Logged

Shane Presley

  • Hero Member
  • *****
  • Offline Offline
  • Posts: 699
    • http://www.bssproductions.com
Re: GATES
« Reply #17 on: August 07, 2007, 04:10:35 pm »

The only time I've used a light gate on open mics is to reduce wind noise outside (sans windsock. Someone said earlier if you have a dynamic singer, you will lose the beginings and endings of his/her vocal.  Eq the mons, get it as loud as you can, then tell the singer to sing harder if they still can't hear....
cheers
SP

Toby Mills

  • Hero Member
  • *****
  • Offline Offline
  • Posts: 801
    • http://www.np.co.nz
Re: GATES
« Reply #18 on: August 07, 2007, 07:42:22 pm »

Quote:

...To avoid compressing vocals in monitors, you can do two things: insert the compressor on a group, or split the input into two channels and use one for monitors (no insert) and one for FOH (with compressor inserted). I do the latter.


I do the latter as well and recommend it after experimenting with both over the years, if you compress the group then you really need to use a multiband compressor as you may have one strong singer that engages the compressor and kills all the others or the whole female vs male thing which can screw things up.

Individual compressors inserted on each FOH vocal channel, then a Y split cable into another channel and use the split channel for your monitor sends.

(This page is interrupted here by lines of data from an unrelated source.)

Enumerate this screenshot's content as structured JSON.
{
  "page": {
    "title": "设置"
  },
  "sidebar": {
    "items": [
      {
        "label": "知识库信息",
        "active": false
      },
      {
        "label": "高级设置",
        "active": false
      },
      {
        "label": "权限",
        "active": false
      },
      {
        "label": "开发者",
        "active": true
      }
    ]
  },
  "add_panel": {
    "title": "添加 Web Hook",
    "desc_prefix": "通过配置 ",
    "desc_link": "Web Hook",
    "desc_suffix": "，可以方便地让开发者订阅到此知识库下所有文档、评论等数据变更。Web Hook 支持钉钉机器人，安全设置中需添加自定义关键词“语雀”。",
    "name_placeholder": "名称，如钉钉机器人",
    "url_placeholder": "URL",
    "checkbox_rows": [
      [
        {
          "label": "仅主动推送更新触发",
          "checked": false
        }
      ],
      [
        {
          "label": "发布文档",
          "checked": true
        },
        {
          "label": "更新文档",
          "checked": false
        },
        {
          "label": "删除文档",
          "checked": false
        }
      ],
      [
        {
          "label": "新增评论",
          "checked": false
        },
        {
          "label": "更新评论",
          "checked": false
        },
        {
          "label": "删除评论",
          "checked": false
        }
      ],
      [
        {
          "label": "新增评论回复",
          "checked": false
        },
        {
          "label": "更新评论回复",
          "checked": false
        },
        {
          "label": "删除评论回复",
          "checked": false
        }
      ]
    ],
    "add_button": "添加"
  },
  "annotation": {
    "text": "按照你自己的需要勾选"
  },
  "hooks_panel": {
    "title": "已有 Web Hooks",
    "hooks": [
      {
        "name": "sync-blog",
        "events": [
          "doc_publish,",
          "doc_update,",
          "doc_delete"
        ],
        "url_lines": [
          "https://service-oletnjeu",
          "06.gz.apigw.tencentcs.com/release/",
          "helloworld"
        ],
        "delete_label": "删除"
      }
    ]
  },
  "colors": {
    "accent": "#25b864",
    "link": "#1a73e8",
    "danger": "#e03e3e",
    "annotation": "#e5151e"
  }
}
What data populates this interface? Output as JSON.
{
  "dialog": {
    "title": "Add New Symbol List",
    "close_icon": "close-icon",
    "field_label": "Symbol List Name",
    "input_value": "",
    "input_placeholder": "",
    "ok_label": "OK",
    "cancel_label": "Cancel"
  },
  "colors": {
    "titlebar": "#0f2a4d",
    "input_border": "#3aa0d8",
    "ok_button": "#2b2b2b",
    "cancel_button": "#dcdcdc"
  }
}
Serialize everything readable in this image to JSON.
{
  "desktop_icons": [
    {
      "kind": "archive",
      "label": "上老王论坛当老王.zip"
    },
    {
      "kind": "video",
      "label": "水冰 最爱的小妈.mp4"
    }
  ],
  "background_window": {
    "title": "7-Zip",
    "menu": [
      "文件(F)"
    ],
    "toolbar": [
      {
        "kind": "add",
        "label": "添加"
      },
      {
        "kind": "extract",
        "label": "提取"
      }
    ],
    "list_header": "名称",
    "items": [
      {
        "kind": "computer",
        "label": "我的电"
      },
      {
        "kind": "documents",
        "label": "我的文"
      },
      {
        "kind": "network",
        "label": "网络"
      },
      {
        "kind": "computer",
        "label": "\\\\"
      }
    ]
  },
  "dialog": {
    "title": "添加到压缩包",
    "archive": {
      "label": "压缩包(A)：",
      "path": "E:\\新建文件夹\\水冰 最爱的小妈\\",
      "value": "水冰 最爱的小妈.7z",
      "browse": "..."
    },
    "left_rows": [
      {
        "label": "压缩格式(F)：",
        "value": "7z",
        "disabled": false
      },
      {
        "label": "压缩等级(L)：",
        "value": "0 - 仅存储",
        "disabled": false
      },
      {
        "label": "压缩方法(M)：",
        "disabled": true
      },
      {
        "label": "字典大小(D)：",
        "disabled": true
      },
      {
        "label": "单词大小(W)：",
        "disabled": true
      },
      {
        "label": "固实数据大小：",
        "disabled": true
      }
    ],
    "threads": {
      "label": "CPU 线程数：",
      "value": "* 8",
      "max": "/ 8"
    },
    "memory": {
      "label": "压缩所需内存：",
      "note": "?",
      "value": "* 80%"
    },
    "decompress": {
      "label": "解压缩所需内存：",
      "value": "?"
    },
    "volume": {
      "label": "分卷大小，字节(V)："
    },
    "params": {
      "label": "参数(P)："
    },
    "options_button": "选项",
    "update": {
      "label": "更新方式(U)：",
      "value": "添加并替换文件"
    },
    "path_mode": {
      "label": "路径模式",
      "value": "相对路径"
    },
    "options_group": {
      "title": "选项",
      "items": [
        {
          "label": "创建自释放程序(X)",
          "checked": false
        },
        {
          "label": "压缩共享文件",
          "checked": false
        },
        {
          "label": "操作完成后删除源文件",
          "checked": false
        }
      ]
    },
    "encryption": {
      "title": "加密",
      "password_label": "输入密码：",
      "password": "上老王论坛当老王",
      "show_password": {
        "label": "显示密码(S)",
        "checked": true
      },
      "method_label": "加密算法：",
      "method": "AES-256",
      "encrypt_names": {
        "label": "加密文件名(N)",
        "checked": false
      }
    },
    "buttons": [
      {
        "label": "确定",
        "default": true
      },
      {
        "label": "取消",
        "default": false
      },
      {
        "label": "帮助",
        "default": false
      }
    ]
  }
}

Things to watch:

- make sure you turn down the monitor aux sends on the FOH channel or you will send a compressed signal to monitors.
- make sure you turn off any routing to LR on the split channels or you will send uncompressed signal to FOH. (I often tape the faders down if someone else will be mixing).
- make sure you clearly label the split channels, I put them on the other side of the master section on a console so you quickly know which is which.
Logged
noise productions ltd
www.np.co.nz
"can you please turn down the shit knob"

Steve Oldridge

  • Hero Member
  • *****
  • Offline Offline
  • Posts: 1169
Re: GATES
« Reply #19 on: August 07, 2007, 08:07:55 pm »

Shane Presley wrote on Tue, 07 August 2007 15:10

The only time I've used a light gate on open mics is to reduce wind noise outside (sans windsock. Someone said earlier if you have a dynamic singer, you will lose the beginings and endings of his/her vocal.  Eq the mons, get it as loud as you can, then tell the singer to sing harder if they still can't hear....
cheers
SP


ME 2 !!   I've only used them outdoors on windy days. NO substitute I guess..  Never used them inside. Ever.

-Steve
Logged
Pages: 1 [2]  All   Go Up
 

Page created in 0.054 seconds with 22 queries.